MD alumna and Dr. Mom blogger Stephanie Liu follows her curiosity into innovation and entrepreneurship, with some help from her friends

New product a testament to the spirit of collaboration born during alumni group’s U of A days

Sasha Roeder Mah - 13 December 2022

As a family doctor living and working through many a cold, dry Alberta winter, Faculty of Medicine & Dentistry alumna Stephanie Liu, ’13 MD, has seen a lot of clinically dry skin on even her youngest patients. Sometimes the eczema is so severe she has had no choice but to treat it with steroids — an effective treatment, she says, but not without its potential for side-effects that worry some of her patients. 

But it was a separate problem that led to her beta-glucan-based skin-care range of products for children. In researching natural fibre supplements for her own digestive issues, the physician and popular Life of Dr. Mom blogger discovered made-in-Alberta NutraStat, based on a University of Alberta professor’s formula that involves extracting beta-glucan from barley. She was soon to find articles extolling beta-glucan not just as an edible supplement but also as a highly effective moisturizer.

Liu, who has never met a problem she’s not excited to try to solve, immediately wondered: If this is correct, how can I use this information to help my patients? It was time to call a friend — one who had a bit more experience doing in-depth medical research. Friend and fellow alumna Ling Ling, ’13 MD, ’16 PG MedEd Cert, an allergist and immunologist, agreed to do some digging. 

“I am always looking out for effective treatments for irritated, inflamed skin,” says Ling, who was happy to help. “In human and lab studies, beta-glucan was shown to have anti-inflammatory, anti-aging properties in the skin. It also stimulates our immune cells to promote skin healing in wounds and broken skin,” she discovered. 

Still, there appeared to be only one skin product — Aveeno — on the market made from beta-glucan. But Aveeno is oat based, and oats only contain up to five per cent beta-glucan at most. Liu had a feeling it was possible to do better. So she reached out to Brad Shapka, ’84 BSc, co-founder of the company that makes the barley-based NutraStat, and asked for his help. Together, Ling, Liu and Shapka determined they could create a bath formula with about 23 per cent beta-glucan — without any harmful additives — using the same extraction process the company uses for NutraStat. 

Before long, with support from an extensive number of fellow alumni and friends, in the fall of 2021 Soothing Bath Treatment by Dr. Mom was finding its way into the baths of people of all ages across Edmonton. It has been a true team effort right from the beginning, with U of A grads from multiple disciplines collaborating. The ad hoc brainstorming/advisory team includes Science grad Shapka, children’s shop owner Lesley Williams, ’05 BA, who offered her knowledge of marketing and demand, and dermatologist Russell Wong, ’08 BSc, ’13 MD, who helped spread the word in his clinic in the early days — after his own mother tried and loved the product.

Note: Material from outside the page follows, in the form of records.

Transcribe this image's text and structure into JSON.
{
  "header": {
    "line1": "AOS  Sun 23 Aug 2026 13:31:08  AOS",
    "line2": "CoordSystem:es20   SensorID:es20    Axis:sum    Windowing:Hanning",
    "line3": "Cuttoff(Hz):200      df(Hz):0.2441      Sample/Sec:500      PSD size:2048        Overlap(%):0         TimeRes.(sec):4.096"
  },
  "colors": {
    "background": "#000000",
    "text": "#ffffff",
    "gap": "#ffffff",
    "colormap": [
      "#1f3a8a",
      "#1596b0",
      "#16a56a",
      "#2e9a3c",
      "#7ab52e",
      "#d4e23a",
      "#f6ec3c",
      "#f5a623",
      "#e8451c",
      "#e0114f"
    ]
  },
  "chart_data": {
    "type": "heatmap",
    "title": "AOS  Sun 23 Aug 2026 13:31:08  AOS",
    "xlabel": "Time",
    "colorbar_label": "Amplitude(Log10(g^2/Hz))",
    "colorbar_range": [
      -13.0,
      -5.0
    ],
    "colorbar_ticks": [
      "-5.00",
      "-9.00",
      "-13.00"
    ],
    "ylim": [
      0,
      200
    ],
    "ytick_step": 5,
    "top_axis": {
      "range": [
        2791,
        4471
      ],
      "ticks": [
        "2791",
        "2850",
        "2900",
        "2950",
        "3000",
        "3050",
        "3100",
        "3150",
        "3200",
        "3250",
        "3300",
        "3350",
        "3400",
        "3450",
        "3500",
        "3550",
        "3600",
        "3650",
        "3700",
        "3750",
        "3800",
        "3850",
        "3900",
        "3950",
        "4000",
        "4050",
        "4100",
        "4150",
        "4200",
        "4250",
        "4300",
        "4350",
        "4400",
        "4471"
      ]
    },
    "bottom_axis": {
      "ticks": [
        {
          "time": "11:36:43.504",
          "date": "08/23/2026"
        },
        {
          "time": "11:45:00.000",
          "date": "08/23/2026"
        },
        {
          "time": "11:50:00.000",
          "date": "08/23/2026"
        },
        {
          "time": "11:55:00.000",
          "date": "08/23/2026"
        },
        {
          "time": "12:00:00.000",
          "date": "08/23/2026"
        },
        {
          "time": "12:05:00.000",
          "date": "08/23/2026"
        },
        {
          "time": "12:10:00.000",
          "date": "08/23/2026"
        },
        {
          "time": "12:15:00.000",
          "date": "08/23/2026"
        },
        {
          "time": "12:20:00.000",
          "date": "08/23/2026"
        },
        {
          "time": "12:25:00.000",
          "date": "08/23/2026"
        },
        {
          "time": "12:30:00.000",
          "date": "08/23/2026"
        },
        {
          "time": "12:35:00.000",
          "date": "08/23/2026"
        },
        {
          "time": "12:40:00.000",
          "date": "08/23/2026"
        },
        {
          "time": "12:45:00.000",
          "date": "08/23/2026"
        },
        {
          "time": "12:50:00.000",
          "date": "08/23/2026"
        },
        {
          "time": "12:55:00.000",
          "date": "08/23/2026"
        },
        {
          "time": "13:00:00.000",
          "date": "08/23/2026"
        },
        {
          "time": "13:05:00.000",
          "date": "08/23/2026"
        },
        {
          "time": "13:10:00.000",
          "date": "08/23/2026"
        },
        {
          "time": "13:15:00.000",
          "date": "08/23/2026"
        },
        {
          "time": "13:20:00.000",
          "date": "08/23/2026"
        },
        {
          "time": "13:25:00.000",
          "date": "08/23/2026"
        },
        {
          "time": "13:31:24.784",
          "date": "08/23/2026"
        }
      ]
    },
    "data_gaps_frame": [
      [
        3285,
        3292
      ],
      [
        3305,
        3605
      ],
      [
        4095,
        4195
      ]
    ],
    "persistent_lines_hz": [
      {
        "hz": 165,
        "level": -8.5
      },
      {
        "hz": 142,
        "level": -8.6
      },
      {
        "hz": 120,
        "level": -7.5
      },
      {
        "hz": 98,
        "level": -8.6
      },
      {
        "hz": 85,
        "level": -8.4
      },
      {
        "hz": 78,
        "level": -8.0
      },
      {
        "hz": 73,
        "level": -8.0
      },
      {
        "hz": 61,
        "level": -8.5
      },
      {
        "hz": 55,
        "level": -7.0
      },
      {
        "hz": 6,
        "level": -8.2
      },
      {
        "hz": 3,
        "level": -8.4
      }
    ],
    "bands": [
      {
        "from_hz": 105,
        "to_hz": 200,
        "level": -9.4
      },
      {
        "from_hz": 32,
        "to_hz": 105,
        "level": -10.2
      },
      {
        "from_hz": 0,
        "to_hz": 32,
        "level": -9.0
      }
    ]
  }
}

Doctor friends Yuliya Koledenok, ’08 MD, and Shawna Pandya, ’12 MD, also offered it to their patients and ended up investing in the product as well, while pharmacist Erin Manchuk, ’05 BSc Pharm, also provided expert advice.

Nearly a year later, thanks to patient feedback, the group added Soothing Beta Cream to the lineup and now both products are available in more than 20 pharmacies, 10 dermatology clinics and skin-care retailers across Canada.

Liu knows none of this would have happened without her broad network of U of A friends and colleagues. “University isn’t just about learning; it’s about making friends and feeling connected,” she says. “I wouldn’t have been able to do this if not for my strong connections from university.”

Ling echoes that: “It's wonderful to work with not just fellow alumni, but a classmate and friend (Liu). We share a vision to make products that can be trusted. And the education we received at the U of A gave us the foundation to make this happen.”

The group doesn’t meet in person often; with such busy personal and professional schedules, they touch base about once a month. Their stimulating discussions always reinforce Liu’s belief: “No matter how much you know, if you want to figure out how to turn an idea into a tangible solution it’s always a good idea to try to find someone who knows more than you do.”

Something else that this product launch has reinforced for Liu? No matter how successful the skin-care line becomes, she will never abandon her first love — caring for her patients. “I love being a doctor. It keeps me learning every day, which I love. It keeps me innovative and I love the search to make people’s lives better in any way I can.”

Before medical school, Liu never would have imagined penning a far-reaching mommy blog and several children’s books, let alone starting a skin-care line. “I had no business experience whatsoever,” she says with a laugh. Her drive to solve health problems in innovative ways has certainly taken her in fascinating directions, and she wouldn’t have it any other way. ‘I would say if you have a passion for something, go after it. If you sit there waiting for it, it’s not going to come.”